***** INPUT FOR THIS TASK
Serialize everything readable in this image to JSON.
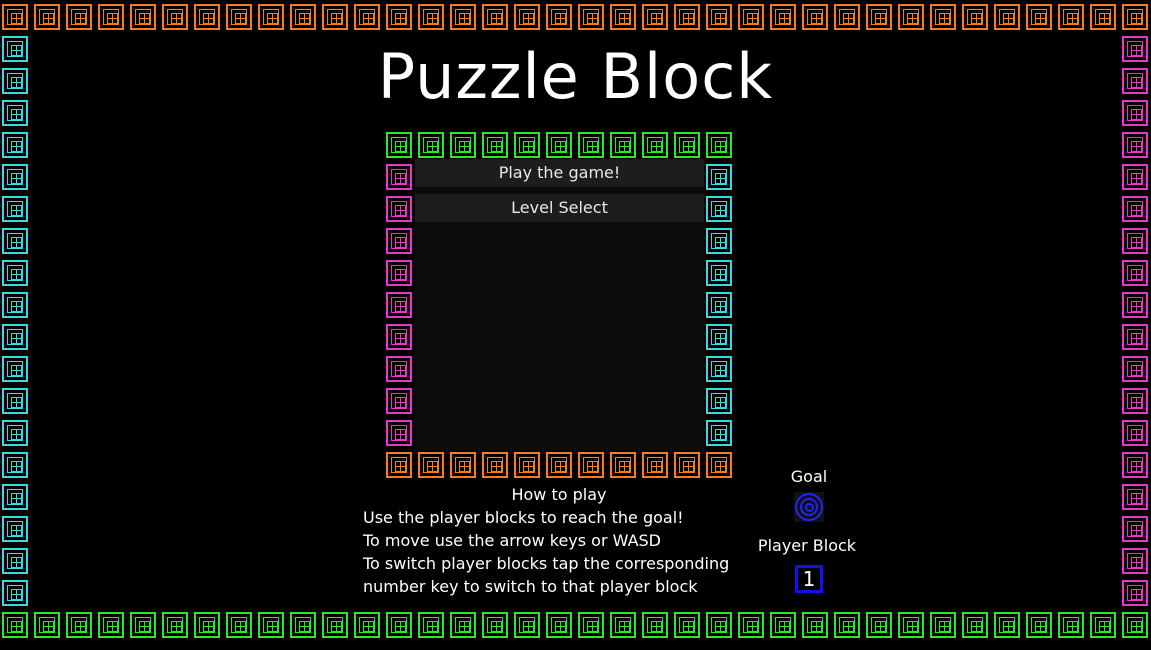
{
  "title": "Puzzle Block",
  "menu": {
    "play_label": "Play the game!",
    "level_select_label": "Level Select"
  },
  "howto": {
    "title": "How to play",
    "lines": [
      "Use the player blocks to reach the goal!",
      "To move use the arrow keys or WASD",
      "To switch player blocks tap the corresponding",
      "number key to switch to that player block"
    ]
  },
  "legend": {
    "goal_label": "Goal",
    "player_label": "Player Block",
    "player_number": "1"
  },
  "colors": {
    "orange": "#ff7a1a",
    "green": "#22ee22",
    "cyan": "#33dddd",
    "magenta": "#ee33cc",
    "goal_blue": "#2222ff",
    "player_blue": "#1111ee"
  },
  "icons": {
    "border_tile": "quad-square-tile-icon",
    "goal": "concentric-rings-icon",
    "player": "numbered-square-icon"
  }
}
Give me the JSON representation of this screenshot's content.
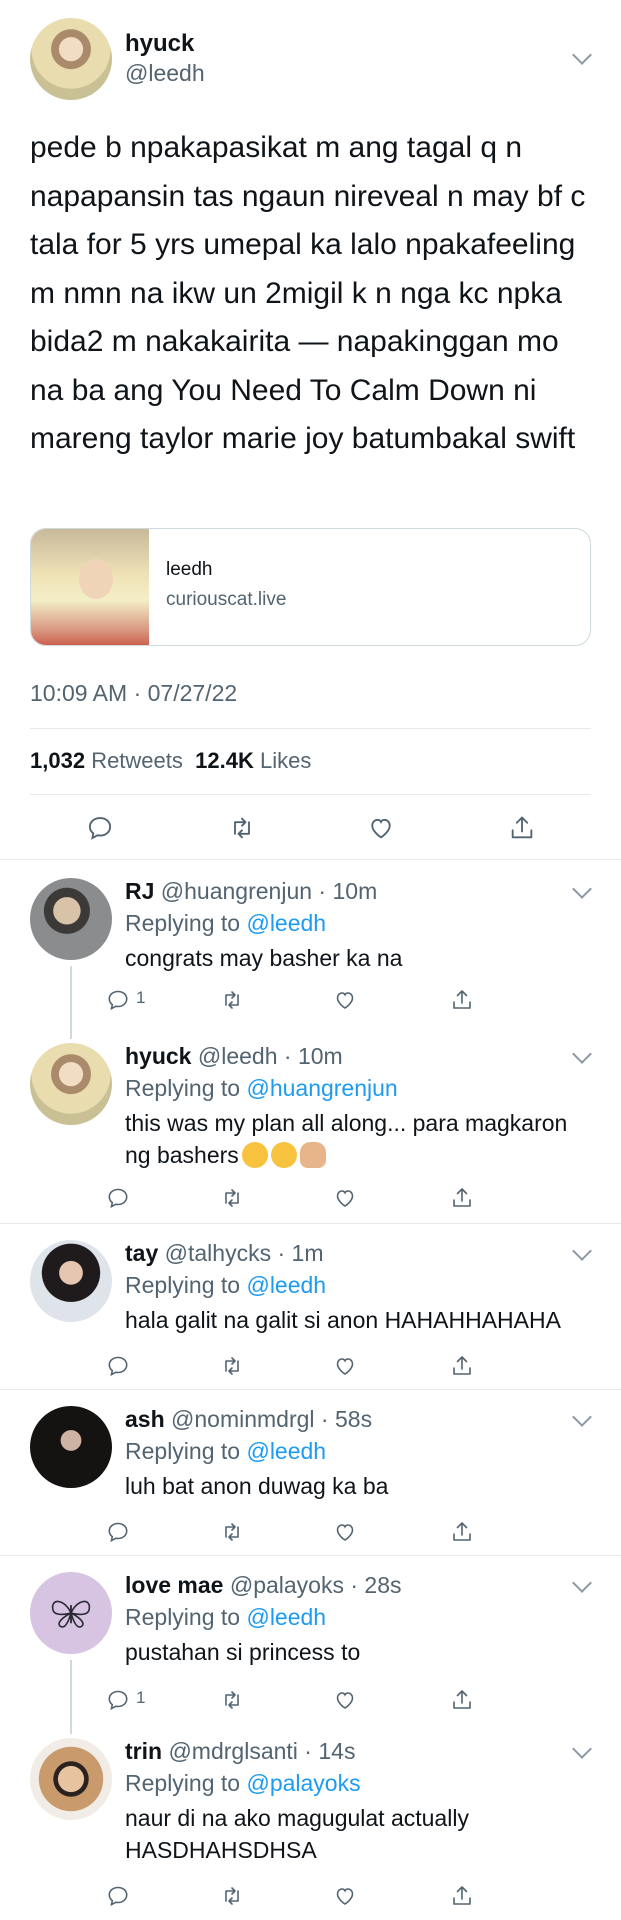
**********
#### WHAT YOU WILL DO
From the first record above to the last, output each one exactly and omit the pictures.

#### OUTPUT OF THE TASK
Serialize everything readable in this image to JSON.
{
  "title": "Puzzle Block",
  "menu": {
    "play_label": "Play the game!",
    "level_select_label": "Level Select"
  },
  "howto": {
    "title": "How to play",
    "lines": [
      "Use the player blocks to reach the goal!",
      "To move use the arrow keys or WASD",
      "To switch player blocks tap the corresponding",
      "number key to switch to that player block"
    ]
  },
  "legend": {
    "goal_label": "Goal",
    "player_label": "Player Block",
    "player_number": "1"
  },
  "colors": {
    "orange": "#ff7a1a",
    "green": "#22ee22",
    "cyan": "#33dddd",
    "magenta": "#ee33cc",
    "goal_blue": "#2222ff",
    "player_blue": "#1111ee"
  },
  "icons": {
    "border_tile": "quad-square-tile-icon",
    "goal": "concentric-rings-icon",
    "player": "numbered-square-icon"
  }
}
Give me the JSON representation of this screenshot's content.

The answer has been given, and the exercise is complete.